This week I’ve been working on the plot of a novel in which the male protagonist is one of the few English knights taken prisoner at the battle of Poitiers. I reached the part of the story where he and his captor are negotiating his ransom and thought that it would be interesting to work out what a prisoner like him would have been worth.
Geoffrey, his name at the moment, is the second son of the second son of an earl. With his older brother, he serves in the retinue of his cousin, who is the current earl. He has taken some booty whilst on chevauchée with the Black Prince, so he’s not entirely without financial resources. He and his brother have decided what they think they’re each worth if either of them has to pay a ransom for the other and they have the funds to cover this.
Calculating a ransom could be a complicated business and fortunes could be made and lost, depending on the prisoner’s ability to pay. There could also be arguments about who had taken someone prisoner. Legal cases could go on for years to sort this kind of thing out, even for prisoners who weren’t really worth very much, but the man who has captured Geoffrey has taken his sword, so there can be no questions later.
In addition to a ransom, the prisoner, or his friends or family, had to pay for his accommodation and food. It was, therefore, in his best interests, to ensure that the ransom was paid as quickly as possible. Costs could mount up quickly over the months and years (possibly) that a man was held while he was raising the money to pay his ransom. The figures that I have, from Prisoners of War in the Hundred Years War, relate to ransoms demanded by the English for their French prisoners, since there were many more of these after the battle of Poitiers. This is the kind of information that would have guided Geoffrey and his brother when they decided how much they might have to pay for their freedom if they were captured.
The first category of prisoner is rather shocking, as it covers earls, counts and bishops. I suppose a king might take a bishop to war with him and I know that a bishop did lead an army against the Scots when they raided the north of England while Edward III was in France, but it’s still a bit of a surprise that bishops were taken prisoner and ransomed. They were not supposed to fight and non-combatants weren’t supposed to be captured. Men of this rank were worth between £2,000 and £8,000. This is an eye-wateringly large amount. As always, I’ll remind you that a skilled labourer earned about 4d a day. For those of you not familiar with the workings of pounds, shillings and pence that’s 120,000 days of labour for the lower ransom. If our skilled labourer worked every single day, it would take him 330 years to earn that amount. Fortunately, earls, counts and bishops were usually fabulously wealthy.

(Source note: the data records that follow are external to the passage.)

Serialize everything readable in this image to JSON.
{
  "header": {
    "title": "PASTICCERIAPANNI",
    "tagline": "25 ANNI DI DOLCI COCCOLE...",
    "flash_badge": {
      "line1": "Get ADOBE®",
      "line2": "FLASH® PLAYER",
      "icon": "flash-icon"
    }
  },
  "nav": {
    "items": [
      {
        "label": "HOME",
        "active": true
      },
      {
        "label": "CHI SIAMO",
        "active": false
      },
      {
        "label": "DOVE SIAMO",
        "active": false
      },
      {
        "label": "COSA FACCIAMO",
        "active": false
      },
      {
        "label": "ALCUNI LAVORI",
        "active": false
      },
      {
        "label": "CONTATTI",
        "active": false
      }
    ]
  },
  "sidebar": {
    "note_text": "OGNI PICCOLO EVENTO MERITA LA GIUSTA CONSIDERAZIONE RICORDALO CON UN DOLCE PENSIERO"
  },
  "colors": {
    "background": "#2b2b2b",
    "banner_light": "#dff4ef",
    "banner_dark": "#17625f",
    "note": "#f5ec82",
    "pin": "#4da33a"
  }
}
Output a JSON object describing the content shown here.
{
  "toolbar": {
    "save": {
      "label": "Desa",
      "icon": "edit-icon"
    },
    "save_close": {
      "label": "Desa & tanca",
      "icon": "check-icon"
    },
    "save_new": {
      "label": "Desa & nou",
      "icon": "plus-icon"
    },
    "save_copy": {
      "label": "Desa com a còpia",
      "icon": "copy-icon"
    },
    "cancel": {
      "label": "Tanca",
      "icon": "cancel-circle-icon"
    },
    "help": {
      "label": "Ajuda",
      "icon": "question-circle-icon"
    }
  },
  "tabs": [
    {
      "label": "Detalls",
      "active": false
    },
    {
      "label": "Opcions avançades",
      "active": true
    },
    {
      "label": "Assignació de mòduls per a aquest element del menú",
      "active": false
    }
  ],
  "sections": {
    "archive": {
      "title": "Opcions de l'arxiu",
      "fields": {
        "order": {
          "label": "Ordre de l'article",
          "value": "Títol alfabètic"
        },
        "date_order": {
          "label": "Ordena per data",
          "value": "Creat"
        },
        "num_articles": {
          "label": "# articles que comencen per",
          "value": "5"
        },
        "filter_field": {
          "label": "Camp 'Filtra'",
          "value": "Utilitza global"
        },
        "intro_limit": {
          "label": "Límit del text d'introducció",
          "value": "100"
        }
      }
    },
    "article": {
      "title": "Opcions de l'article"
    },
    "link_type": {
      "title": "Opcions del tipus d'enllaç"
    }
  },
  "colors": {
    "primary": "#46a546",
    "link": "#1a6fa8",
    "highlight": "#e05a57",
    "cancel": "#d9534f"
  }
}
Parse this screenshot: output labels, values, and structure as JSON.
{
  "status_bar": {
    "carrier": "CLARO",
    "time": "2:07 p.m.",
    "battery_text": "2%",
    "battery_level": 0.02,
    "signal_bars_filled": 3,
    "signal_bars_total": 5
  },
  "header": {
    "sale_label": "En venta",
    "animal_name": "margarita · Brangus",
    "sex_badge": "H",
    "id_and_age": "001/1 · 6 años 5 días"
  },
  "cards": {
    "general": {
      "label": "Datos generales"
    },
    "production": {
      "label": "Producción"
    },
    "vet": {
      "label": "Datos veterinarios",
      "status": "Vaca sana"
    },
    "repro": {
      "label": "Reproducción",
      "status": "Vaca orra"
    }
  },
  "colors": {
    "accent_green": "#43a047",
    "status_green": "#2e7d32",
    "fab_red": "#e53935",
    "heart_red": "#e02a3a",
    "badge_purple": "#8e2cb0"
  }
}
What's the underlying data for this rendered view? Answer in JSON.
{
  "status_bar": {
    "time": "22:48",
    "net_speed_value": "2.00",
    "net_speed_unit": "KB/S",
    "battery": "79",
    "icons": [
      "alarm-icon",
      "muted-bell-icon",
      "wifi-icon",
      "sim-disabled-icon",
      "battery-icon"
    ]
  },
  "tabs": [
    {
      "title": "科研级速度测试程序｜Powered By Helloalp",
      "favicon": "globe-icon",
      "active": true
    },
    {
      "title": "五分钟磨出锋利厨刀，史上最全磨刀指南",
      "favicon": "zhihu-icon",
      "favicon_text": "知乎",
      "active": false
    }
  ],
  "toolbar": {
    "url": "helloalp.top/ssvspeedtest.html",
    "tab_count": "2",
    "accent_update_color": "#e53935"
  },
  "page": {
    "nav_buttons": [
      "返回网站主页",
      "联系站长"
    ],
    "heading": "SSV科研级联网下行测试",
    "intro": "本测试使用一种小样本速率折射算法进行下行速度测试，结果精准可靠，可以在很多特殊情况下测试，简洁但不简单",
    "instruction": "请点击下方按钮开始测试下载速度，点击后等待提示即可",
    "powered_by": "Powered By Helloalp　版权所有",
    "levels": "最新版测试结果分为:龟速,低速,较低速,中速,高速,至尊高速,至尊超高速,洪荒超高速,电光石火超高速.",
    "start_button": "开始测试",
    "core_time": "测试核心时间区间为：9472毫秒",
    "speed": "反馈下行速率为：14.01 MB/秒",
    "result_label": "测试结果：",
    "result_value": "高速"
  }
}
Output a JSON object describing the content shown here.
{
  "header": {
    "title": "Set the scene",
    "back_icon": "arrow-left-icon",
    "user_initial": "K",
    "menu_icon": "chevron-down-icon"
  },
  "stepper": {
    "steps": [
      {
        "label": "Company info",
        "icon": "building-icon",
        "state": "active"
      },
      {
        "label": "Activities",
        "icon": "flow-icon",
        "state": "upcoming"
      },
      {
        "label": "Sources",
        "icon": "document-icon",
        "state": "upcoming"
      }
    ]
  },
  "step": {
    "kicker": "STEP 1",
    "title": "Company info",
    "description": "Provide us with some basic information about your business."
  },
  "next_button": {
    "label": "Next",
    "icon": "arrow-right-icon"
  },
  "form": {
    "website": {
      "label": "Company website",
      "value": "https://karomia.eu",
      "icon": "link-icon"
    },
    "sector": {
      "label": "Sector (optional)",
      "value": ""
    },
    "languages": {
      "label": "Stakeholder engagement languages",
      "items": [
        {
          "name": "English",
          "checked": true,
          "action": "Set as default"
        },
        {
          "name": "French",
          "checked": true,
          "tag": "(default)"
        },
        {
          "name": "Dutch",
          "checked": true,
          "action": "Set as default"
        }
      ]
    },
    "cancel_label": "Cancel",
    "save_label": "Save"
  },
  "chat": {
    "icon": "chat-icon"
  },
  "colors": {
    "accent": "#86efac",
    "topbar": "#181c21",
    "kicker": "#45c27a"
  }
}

Even so, a ransom of this size would put a serious dent in that wealth.
Men in the next category, barons, could expect to pay a much lower ransom. They were worth £500, or 30,000 days of labour. Knights and esquires were worth between £50 and £500. Other high-status servants were valued at £50 or less. Eight years of labour.
In 1360 a ransom of £16 was paid for Geoffrey Chaucer, who was captured by the French while he was out foraging. This was still 960 days worth of labour and clearly impossible for even an important and trusted servant like Chaucer to raise. Four years earlier he had been a page and it’s unlikely that his position in Lionel of Antwerp’s retinue was much more than that. Fortunately for him, the ransom was paid by the king, which makes me wonder whether Chaucer really was foraging or doing something entirely different on the king’s behalf.
Although he has no land, my Geoffrey has rich relatives and a name that his captor recognises, so he can expect his ransom to be more than that for other knights of similar wealth. His only hope for a quick release is that his captor won’t be too greedy, because Geoffrey knows that there’s no hope of any help from his cousin. I think he might have valued himself at about £175.